(ACTIVITY)
Copy out the entire listing precisely.

(MATERIALS PROVIDED)
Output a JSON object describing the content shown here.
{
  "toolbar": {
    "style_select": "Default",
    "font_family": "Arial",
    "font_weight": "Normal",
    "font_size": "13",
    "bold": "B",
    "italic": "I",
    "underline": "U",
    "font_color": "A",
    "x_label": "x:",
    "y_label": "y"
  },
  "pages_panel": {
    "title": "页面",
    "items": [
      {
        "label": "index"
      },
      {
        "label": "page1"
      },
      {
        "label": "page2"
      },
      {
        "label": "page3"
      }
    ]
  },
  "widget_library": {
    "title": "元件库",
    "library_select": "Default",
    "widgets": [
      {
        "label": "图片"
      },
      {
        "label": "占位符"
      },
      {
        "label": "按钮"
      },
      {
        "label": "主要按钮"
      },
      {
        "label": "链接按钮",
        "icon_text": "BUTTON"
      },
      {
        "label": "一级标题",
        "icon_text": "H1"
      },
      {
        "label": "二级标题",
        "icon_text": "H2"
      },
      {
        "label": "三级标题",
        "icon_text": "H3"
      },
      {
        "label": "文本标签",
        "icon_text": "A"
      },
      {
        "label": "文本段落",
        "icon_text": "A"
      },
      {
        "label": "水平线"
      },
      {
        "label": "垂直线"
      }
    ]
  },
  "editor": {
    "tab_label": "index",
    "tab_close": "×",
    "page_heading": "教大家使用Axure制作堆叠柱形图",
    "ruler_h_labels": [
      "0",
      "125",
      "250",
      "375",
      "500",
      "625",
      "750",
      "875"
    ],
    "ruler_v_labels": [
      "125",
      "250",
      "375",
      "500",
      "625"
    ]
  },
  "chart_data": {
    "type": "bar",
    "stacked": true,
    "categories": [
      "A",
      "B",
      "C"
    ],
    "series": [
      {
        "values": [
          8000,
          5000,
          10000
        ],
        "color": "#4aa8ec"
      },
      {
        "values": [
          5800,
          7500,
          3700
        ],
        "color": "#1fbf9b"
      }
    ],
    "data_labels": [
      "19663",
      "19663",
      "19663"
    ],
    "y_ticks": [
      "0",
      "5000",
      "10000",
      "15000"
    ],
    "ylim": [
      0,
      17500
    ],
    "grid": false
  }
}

(OUTPUT)
Output a JSON object describing the content shown here.
{
  "toolbar": {
    "style_select": "Default",
    "font_family": "Arial",
    "font_weight": "Normal",
    "font_size": "13",
    "bold": "B",
    "italic": "I",
    "underline": "U",
    "font_color": "A",
    "x_label": "x:",
    "y_label": "y"
  },
  "pages_panel": {
    "title": "页面",
    "items": [
      {
        "label": "index"
      },
      {
        "label": "page1"
      },
      {
        "label": "page2"
      },
      {
        "label": "page3"
      }
    ]
  },
  "widget_library": {
    "title": "元件库",
    "library_select": "Default",
    "widgets": [
      {
        "label": "图片"
      },
      {
        "label": "占位符"
      },
      {
        "label": "按钮"
      },
      {
        "label": "主要按钮"
      },
      {
        "label": "链接按钮",
        "icon_text": "BUTTON"
      },
      {
        "label": "一级标题",
        "icon_text": "H1"
      },
      {
        "label": "二级标题",
        "icon_text": "H2"
      },
      {
        "label": "三级标题",
        "icon_text": "H3"
      },
      {
        "label": "文本标签",
        "icon_text": "A"
      },
      {
        "label": "文本段落",
        "icon_text": "A"
      },
      {
        "label": "水平线"
      },
      {
        "label": "垂直线"
      }
    ]
  },
  "editor": {
    "tab_label": "index",
    "tab_close": "×",
    "page_heading": "教大家使用Axure制作堆叠柱形图",
    "ruler_h_labels": [
      "0",
      "125",
      "250",
      "375",
      "500",
      "625",
      "750",
      "875"
    ],
    "ruler_v_labels": [
      "125",
      "250",
      "375",
      "500",
      "625"
    ]
  },
  "chart_data": {
    "type": "bar",
    "stacked": true,
    "categories": [
      "A",
      "B",
      "C"
    ],
    "series": [
      {
        "values": [
          8000,
          5000,
          10000
        ],
        "color": "#4aa8ec"
      },
      {
        "values": [
          5800,
          7500,
          3700
        ],
        "color": "#1fbf9b"
      }
    ],
    "data_labels": [
      "19663",
      "19663",
      "19663"
    ],
    "y_ticks": [
      "0",
      "5000",
      "10000",
      "15000"
    ],
    "ylim": [
      0,
      17500
    ],
    "grid": false
  }
}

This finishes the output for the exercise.